▸ **Assignment**:
Would you please repeat the data exactly as given?

▸ **Task input**:
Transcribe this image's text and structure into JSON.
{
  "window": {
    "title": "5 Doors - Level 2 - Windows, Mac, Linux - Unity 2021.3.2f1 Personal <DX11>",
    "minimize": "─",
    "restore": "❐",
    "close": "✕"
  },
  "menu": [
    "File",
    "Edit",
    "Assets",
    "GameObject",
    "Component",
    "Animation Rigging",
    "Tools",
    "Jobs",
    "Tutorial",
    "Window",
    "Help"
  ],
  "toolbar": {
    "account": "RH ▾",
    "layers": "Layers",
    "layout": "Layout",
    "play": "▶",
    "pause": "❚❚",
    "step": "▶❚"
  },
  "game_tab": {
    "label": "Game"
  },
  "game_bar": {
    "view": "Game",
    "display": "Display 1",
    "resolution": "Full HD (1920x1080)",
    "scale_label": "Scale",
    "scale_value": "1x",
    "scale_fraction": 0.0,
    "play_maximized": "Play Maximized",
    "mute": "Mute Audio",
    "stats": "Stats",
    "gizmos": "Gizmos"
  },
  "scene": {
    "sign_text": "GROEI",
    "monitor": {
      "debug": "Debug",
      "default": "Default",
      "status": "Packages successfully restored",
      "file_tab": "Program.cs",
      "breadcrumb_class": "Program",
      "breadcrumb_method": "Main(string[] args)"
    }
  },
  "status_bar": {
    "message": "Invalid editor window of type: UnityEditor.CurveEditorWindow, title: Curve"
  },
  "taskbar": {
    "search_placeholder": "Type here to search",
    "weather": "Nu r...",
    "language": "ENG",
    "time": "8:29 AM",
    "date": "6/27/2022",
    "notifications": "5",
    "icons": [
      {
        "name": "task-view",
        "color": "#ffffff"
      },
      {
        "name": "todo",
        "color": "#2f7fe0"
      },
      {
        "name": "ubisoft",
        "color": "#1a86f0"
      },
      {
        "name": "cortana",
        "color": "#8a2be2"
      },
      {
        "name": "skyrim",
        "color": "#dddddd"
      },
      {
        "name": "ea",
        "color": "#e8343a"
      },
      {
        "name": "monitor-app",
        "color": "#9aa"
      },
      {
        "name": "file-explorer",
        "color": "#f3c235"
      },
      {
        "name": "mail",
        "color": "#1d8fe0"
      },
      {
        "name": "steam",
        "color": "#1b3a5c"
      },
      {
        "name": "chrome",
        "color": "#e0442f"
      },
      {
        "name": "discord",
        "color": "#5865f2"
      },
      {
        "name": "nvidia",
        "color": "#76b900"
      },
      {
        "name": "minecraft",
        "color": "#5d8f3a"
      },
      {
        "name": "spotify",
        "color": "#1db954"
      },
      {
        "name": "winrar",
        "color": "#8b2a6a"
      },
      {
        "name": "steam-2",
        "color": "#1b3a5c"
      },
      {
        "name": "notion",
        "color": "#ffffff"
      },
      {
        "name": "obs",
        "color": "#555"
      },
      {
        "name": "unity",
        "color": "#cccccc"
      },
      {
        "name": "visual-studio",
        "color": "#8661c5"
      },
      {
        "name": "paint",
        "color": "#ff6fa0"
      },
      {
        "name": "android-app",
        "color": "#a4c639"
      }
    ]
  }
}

▸ **Answer area**:
Transcribe this image's text and structure into JSON.
{
  "window": {
    "title": "5 Doors - Level 2 - Windows, Mac, Linux - Unity 2021.3.2f1 Personal <DX11>",
    "minimize": "─",
    "restore": "❐",
    "close": "✕"
  },
  "menu": [
    "File",
    "Edit",
    "Assets",
    "GameObject",
    "Component",
    "Animation Rigging",
    "Tools",
    "Jobs",
    "Tutorial",
    "Window",
    "Help"
  ],
  "toolbar": {
    "account": "RH ▾",
    "layers": "Layers",
    "layout": "Layout",
    "play": "▶",
    "pause": "❚❚",
    "step": "▶❚"
  },
  "game_tab": {
    "label": "Game"
  },
  "game_bar": {
    "view": "Game",
    "display": "Display 1",
    "resolution": "Full HD (1920x1080)",
    "scale_label": "Scale",
    "scale_value": "1x",
    "scale_fraction": 0.0,
    "play_maximized": "Play Maximized",
    "mute": "Mute Audio",
    "stats": "Stats",
    "gizmos": "Gizmos"
  },
  "scene": {
    "sign_text": "GROEI",
    "monitor": {
      "debug": "Debug",
      "default": "Default",
      "status": "Packages successfully restored",
      "file_tab": "Program.cs",
      "breadcrumb_class": "Program",
      "breadcrumb_method": "Main(string[] args)"
    }
  },
  "status_bar": {
    "message": "Invalid editor window of type: UnityEditor.CurveEditorWindow, title: Curve"
  },
  "taskbar": {
    "search_placeholder": "Type here to search",
    "weather": "Nu r...",
    "language": "ENG",
    "time": "8:29 AM",
    "date": "6/27/2022",
    "notifications": "5",
    "icons": [
      {
        "name": "task-view",
        "color": "#ffffff"
      },
      {
        "name": "todo",
        "color": "#2f7fe0"
      },
      {
        "name": "ubisoft",
        "color": "#1a86f0"
      },
      {
        "name": "cortana",
        "color": "#8a2be2"
      },
      {
        "name": "skyrim",
        "color": "#dddddd"
      },
      {
        "name": "ea",
        "color": "#e8343a"
      },
      {
        "name": "monitor-app",
        "color": "#9aa"
      },
      {
        "name": "file-explorer",
        "color": "#f3c235"
      },
      {
        "name": "mail",
        "color": "#1d8fe0"
      },
      {
        "name": "steam",
        "color": "#1b3a5c"
      },
      {
        "name": "chrome",
        "color": "#e0442f"
      },
      {
        "name": "discord",
        "color": "#5865f2"
      },
      {
        "name": "nvidia",
        "color": "#76b900"
      },
      {
        "name": "minecraft",
        "color": "#5d8f3a"
      },
      {
        "name": "spotify",
        "color": "#1db954"
      },
      {
        "name": "winrar",
        "color": "#8b2a6a"
      },
      {
        "name": "steam-2",
        "color": "#1b3a5c"
      },
      {
        "name": "notion",
        "color": "#ffffff"
      },
      {
        "name": "obs",
        "color": "#555"
      },
      {
        "name": "unity",
        "color": "#cccccc"
      },
      {
        "name": "visual-studio",
        "color": "#8661c5"
      },
      {
        "name": "paint",
        "color": "#ff6fa0"
      },
      {
        "name": "android-app",
        "color": "#a4c639"
      }
    ]
  }
}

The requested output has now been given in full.